What is the situation with gas prices in France?
Until June 30, regulated gas tariffs were available in France (tarifs réglementés de vente, TRV). This meant that the gas prices were fixed by public authorities, according to certain formulas. Engie provided the gas to around 95% of these regulated contracts, with local companies (especially in Bordeaux and Strasbourg) making up the rest.
The TRV dated back to 1946 in France and was first brought in by Gaz de France (GDF), which is now Engie. Other options have been available via other companies since 2007, to end the monopoly of Engie and electricity provider EDF.
Regulated tariffs are not always the cheapest option, but they do offer a reliable and consistent service. As of late June, 2.5 million clients were still on this tariff (out of around 11 million gas clients in France in total).
The regulated electricity price and regulated electricity contracts were not affected by the ending of the regulated tariff for gas.
What is changing and why?
The TRV ended on Friday, June 30.
In 2017, France’s top administrative authority Conseil d’Etat ruled that regulated tariffs were against European law. This was followed in 2019 by a new climate law, which ruled that these contracts must no longer be sold, and should be ended completely by June 30, 2023.
Is this the same as the government energy price shield?
France has recently had a bouclier tarifaire policy in place to limit energy price rises, but this is nothing to do with the regulated tariffs. It translates as ‘tariff shield’. It was brought in as a way to keep energy prices down amid a backdrop of inflation and the war in Ukraine.
The prices were frozen last year at the level of November 2021, and this year the government pledged they would not rise more than 15%.

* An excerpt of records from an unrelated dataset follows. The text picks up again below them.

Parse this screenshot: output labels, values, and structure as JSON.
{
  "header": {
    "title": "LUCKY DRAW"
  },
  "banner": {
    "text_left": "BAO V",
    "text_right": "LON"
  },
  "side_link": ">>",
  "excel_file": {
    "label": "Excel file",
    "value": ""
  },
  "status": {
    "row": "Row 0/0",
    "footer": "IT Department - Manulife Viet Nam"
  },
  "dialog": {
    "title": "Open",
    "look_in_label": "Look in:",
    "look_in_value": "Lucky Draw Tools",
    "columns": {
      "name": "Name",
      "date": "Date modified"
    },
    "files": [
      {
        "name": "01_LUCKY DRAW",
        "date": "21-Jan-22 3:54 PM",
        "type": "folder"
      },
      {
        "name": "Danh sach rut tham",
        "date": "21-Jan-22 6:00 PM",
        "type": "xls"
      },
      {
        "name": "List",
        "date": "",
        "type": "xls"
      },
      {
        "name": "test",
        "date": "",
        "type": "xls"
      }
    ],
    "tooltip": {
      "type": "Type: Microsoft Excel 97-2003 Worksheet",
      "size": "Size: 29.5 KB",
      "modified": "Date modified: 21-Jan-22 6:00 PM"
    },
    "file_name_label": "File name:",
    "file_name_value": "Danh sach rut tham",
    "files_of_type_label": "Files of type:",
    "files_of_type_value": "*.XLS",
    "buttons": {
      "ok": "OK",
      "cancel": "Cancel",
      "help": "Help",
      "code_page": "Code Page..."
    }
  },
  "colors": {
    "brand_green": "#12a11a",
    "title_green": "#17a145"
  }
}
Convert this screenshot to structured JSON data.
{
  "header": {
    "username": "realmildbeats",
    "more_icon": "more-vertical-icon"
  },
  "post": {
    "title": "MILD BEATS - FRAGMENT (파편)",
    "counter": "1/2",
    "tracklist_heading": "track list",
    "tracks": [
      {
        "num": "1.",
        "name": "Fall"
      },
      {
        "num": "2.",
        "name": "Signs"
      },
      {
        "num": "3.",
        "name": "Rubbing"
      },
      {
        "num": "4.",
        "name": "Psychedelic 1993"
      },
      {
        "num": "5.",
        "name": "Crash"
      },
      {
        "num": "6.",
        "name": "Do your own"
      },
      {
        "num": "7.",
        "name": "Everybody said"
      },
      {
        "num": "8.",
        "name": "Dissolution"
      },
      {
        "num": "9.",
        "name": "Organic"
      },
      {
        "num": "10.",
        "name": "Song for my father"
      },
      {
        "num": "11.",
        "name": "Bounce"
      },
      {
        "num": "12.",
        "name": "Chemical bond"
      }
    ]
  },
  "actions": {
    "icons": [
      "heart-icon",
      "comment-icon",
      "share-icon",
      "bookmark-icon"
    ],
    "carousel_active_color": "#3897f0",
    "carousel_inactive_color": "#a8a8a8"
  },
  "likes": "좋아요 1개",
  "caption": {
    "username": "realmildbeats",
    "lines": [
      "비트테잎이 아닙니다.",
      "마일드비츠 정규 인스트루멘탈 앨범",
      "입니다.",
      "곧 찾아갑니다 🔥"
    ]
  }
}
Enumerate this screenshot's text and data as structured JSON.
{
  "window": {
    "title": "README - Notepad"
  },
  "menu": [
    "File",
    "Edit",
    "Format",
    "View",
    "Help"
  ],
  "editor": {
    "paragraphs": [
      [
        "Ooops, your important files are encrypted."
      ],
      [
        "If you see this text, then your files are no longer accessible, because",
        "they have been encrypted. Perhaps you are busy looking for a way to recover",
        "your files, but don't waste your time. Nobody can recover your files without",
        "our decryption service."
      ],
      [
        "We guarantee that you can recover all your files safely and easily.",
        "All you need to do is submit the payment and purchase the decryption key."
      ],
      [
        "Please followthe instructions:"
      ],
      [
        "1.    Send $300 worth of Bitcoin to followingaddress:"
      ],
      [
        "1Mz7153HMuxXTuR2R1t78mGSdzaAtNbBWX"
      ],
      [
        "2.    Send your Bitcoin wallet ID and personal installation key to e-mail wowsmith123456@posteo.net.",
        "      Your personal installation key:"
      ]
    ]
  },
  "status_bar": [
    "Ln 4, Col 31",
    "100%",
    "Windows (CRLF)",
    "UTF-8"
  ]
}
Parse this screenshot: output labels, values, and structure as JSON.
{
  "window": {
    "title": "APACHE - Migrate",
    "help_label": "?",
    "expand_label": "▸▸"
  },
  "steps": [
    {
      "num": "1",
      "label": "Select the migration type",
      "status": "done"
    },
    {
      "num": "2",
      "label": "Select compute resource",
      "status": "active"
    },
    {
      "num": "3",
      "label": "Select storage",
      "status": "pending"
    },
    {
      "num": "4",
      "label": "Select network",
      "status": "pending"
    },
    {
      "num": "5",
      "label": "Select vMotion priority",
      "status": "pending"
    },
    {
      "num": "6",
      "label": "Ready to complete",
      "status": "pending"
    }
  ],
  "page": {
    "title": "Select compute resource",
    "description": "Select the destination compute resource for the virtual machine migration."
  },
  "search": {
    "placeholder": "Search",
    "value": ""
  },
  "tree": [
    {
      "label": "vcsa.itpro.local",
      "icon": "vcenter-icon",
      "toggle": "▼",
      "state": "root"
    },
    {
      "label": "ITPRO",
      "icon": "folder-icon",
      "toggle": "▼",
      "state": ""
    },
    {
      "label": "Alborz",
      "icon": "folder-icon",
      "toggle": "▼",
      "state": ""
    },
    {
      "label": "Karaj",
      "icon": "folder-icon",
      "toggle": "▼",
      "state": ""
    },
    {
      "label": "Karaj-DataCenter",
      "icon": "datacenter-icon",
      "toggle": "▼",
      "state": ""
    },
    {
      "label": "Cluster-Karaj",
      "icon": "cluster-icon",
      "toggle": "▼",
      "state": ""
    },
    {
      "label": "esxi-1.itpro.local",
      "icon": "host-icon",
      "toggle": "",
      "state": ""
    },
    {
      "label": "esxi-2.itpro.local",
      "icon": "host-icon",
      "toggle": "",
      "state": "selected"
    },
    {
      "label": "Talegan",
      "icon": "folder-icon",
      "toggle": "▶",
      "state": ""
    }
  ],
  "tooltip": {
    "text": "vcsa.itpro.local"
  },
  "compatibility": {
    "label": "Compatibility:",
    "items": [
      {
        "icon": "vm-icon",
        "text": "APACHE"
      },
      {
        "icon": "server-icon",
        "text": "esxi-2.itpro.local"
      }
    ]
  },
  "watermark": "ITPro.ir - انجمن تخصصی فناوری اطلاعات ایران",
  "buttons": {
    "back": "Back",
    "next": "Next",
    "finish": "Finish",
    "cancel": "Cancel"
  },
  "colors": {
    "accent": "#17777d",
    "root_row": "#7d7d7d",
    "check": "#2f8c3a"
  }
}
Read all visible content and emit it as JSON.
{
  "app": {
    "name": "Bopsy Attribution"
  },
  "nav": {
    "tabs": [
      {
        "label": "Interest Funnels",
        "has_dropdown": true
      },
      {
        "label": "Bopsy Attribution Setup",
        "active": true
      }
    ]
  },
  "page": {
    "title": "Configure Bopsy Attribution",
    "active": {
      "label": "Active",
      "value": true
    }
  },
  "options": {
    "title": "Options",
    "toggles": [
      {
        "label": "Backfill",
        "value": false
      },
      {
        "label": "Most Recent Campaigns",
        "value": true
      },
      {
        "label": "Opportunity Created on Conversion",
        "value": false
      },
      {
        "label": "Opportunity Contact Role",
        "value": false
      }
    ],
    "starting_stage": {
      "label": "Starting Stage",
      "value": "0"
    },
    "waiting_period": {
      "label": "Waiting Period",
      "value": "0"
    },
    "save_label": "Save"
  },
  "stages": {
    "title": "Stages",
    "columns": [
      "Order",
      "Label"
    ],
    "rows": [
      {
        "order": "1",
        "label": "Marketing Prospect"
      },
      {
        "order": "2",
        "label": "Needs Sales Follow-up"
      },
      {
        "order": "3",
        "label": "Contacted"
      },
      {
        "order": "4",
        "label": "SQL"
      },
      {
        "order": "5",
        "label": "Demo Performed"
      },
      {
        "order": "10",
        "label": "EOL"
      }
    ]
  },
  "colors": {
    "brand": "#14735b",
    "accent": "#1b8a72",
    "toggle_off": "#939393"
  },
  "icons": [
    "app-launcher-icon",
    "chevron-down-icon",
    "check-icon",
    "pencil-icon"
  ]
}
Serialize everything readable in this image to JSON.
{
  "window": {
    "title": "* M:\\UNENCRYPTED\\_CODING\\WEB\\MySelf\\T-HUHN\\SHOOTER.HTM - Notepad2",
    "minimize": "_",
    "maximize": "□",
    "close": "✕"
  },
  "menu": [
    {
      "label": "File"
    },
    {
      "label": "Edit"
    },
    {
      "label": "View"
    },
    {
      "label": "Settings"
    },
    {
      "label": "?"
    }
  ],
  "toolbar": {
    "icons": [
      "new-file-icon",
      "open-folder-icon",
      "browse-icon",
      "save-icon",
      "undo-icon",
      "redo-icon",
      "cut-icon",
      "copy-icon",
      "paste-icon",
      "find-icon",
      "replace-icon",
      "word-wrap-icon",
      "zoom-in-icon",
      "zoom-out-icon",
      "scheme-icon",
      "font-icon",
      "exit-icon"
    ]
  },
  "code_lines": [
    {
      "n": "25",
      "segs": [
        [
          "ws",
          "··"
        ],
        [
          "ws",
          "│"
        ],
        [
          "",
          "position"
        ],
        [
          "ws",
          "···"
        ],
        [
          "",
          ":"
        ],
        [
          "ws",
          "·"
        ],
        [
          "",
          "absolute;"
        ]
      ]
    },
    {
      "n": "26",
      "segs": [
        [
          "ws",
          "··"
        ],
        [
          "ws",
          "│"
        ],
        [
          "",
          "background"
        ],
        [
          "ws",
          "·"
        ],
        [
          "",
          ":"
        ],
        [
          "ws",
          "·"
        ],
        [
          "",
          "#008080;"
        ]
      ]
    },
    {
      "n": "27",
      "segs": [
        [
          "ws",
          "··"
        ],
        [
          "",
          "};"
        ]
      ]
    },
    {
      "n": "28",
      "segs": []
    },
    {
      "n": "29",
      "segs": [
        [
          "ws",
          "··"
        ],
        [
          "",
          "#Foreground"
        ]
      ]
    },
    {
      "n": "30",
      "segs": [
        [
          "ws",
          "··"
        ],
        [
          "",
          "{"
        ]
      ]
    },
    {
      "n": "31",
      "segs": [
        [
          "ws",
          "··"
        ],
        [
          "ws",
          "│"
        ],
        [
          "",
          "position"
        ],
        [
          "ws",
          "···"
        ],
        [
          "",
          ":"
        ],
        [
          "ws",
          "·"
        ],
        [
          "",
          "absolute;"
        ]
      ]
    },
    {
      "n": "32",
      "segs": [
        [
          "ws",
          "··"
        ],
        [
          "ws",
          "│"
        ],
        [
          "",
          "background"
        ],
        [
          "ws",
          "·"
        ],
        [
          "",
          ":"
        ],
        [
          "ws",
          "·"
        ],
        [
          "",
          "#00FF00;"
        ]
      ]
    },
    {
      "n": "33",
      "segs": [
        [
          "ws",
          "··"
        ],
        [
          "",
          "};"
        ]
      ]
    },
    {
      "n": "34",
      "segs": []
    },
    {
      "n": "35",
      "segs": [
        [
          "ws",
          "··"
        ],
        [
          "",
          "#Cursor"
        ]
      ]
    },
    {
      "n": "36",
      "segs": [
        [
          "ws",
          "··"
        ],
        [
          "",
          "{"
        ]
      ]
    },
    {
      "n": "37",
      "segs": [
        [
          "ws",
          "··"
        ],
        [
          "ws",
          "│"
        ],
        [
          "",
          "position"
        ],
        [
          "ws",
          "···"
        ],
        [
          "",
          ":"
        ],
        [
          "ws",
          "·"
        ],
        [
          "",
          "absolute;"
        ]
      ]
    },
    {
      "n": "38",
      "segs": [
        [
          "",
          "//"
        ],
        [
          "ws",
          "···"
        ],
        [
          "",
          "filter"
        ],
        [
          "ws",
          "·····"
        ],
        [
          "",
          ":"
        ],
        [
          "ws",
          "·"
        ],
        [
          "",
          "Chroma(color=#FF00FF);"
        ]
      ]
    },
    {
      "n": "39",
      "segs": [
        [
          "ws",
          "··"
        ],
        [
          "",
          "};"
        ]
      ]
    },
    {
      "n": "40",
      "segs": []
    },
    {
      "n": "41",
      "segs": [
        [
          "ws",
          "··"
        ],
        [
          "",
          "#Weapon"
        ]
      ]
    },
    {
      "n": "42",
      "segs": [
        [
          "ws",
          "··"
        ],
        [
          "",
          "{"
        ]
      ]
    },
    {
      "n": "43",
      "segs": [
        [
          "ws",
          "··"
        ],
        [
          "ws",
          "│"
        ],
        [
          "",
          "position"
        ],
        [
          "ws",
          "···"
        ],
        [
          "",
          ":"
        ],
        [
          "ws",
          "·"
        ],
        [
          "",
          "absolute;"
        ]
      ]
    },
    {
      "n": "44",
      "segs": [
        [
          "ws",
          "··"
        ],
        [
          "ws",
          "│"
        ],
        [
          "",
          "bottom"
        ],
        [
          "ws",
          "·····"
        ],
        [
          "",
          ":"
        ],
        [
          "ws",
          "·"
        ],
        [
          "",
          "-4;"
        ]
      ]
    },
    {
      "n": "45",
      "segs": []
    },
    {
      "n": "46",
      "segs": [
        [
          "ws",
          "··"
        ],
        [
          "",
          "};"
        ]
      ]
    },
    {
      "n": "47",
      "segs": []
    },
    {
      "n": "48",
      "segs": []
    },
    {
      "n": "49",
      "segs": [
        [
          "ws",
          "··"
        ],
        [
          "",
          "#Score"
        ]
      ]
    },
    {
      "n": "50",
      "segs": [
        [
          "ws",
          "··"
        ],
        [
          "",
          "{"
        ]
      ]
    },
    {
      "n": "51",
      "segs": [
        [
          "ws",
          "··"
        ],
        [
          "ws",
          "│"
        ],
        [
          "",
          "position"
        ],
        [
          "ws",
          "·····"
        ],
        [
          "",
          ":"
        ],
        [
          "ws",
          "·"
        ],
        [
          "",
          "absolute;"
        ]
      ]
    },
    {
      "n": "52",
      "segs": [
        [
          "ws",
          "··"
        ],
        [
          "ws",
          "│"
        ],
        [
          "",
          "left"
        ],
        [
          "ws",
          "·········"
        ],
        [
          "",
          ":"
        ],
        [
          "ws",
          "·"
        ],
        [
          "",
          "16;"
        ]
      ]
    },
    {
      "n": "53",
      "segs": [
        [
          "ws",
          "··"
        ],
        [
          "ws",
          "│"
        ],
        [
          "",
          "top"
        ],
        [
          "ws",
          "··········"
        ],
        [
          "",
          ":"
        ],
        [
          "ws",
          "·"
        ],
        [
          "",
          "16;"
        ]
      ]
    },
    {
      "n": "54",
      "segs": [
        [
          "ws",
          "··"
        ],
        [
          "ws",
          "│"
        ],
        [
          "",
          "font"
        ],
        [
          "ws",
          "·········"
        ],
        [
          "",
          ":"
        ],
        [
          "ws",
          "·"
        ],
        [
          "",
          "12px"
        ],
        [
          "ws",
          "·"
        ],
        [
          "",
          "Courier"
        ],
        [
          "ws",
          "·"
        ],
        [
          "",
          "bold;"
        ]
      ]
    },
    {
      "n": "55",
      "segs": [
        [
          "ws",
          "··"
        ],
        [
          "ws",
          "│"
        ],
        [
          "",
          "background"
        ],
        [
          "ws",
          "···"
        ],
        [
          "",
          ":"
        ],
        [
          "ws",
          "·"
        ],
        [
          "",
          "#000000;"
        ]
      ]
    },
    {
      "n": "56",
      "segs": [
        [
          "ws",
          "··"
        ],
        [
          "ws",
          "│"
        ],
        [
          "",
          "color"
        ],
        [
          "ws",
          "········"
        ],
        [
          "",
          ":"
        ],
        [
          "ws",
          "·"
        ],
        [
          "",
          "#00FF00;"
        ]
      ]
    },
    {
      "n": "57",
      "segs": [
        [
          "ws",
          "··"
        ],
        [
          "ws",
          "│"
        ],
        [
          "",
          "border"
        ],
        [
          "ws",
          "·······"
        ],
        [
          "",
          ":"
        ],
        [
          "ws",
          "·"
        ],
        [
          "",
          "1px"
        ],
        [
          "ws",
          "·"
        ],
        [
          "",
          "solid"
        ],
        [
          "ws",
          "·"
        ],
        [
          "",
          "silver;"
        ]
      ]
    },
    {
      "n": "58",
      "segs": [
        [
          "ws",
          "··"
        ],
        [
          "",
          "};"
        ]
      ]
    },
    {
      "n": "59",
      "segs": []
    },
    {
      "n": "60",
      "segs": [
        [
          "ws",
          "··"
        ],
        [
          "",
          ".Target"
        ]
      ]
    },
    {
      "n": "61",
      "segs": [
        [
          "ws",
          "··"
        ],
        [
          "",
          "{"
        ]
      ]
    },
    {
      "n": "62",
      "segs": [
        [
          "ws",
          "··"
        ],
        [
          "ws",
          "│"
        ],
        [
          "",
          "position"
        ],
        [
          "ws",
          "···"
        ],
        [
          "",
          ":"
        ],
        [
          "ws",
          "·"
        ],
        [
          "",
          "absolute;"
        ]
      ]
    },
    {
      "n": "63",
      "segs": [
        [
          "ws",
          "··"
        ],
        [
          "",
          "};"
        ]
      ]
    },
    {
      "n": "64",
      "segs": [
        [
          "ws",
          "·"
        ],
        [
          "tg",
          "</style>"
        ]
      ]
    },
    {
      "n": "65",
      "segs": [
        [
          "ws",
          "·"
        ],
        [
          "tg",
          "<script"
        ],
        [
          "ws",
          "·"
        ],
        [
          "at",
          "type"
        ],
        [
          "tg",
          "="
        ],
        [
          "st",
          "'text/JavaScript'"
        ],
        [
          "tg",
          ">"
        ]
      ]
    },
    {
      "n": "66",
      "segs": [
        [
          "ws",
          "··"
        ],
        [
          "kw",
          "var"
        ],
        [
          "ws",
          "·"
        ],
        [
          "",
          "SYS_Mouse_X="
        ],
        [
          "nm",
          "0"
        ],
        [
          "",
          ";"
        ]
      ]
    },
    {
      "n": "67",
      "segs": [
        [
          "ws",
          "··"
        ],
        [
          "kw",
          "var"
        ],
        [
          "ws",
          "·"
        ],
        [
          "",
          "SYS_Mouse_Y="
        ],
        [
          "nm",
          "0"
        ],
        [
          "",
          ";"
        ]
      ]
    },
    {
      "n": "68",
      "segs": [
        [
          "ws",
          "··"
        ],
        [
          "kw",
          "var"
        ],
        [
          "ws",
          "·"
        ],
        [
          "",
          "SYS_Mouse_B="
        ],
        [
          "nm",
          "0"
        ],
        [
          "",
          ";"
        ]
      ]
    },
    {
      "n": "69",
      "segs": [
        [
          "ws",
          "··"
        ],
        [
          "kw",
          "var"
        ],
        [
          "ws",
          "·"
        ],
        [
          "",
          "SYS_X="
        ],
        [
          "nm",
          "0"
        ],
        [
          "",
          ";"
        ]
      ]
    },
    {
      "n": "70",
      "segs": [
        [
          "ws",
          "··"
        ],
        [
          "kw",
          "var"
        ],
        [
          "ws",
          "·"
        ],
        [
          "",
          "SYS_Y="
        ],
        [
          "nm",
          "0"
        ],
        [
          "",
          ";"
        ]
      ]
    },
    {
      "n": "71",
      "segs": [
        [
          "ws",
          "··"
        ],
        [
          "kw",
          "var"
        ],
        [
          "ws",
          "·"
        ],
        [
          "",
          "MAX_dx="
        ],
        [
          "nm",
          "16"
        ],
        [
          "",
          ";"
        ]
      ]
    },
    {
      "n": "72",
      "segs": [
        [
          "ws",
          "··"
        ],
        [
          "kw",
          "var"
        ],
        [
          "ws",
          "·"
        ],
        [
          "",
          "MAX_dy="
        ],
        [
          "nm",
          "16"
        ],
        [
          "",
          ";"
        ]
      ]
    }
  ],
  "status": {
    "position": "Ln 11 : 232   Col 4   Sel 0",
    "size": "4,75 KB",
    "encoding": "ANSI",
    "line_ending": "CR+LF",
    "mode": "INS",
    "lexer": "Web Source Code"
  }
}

France’s economy minister, Bruno Le Maire, said the gas price shield would continue until the end of this year, but that its existence was theoretical because the cost of wholesale gas had fallen so much in recent months.
Should I change my contract?
There is no need to do anything unless you want to.
People who were on a regulated gas contract were automatically moved on June 30 to l’offre passerelle d’Engie (‘bridging offer’). This is not really a separate contract or offer, because it only concerns people who are on the regulated tariff. Other customers cannot choose it.
The offre passarelle calculates the price of gas per kilowatt hour, on a monthly basis. It uses a formula that will be validated by the Commission de Régulation d’Energie (CRE). It is similar to the previous regulated tariff.
Before the changeover, consumer association UFC-Que Choisir recommended that people who were on a regulated gas tariff should wait until July 1 before making any changes. You are now advised, if you wish. to check the new tariffs and conditions, and see if they still suit you.
The CRE has committed to publishing prices for gas every month, to help consumers keep an eye on the markets.
If I am not happy with my gas contract, how do I search for a different supplier?
Once you know the tariffs and conditions of the new Engie offer, you can compare it to other offers on the market, and switch if you prefer.
Anyone on a contract can change gas providers at any time, without paying a fee. This means that it always makes sense to compare current offers available, to see if you could save money compared to your current deal. When you sign up for a new deal, your old contract is ended automatically without you having to do anything.
There are several comparison tools available. The ‘official’ energy comparison tool, from the Médiateur national de l’énergie, is online here.
UFC-Que Choisir also has a comparison tool (its comparateur) that lets you check current gas and electricity offers and calculate which could provide you with the best value. Other comparison tools also exist, like this one.
UFC-Que Choisir recommends that people proceed with caution and take a look at what is available, because “the change will shake up the market” and could lead to more competitive offers on the market.
Since October 2022, the price of gas has been dropping on the markets, which is likely to mean providers will provide better-value contracts over the weeks and months following the end of regulated tariffs.
However, le Médiateur national de l’énergie advises:
- Take your time and do not sign a contract immediately when you are approached
- Never rely on commercial offers based on the number of monthly payments, which can change. The tariff must be offered and based on the price per kilowatt-hour.
It also recommends that consumers sign up for fixed-price tariffs, which are less affected by changing markets.
François Carlier the president of the CLCV consumer group, said he recommends avoiding ‘too-good-to-be-true’ offers from smaller companies.
He told FranceInfo: “[During the energy crisis] many contracts were broken, and saw rises of 40 to 80%, with just one email sent a month in advance.”
The actual gas supply network is run by the state, no matter who your provider is.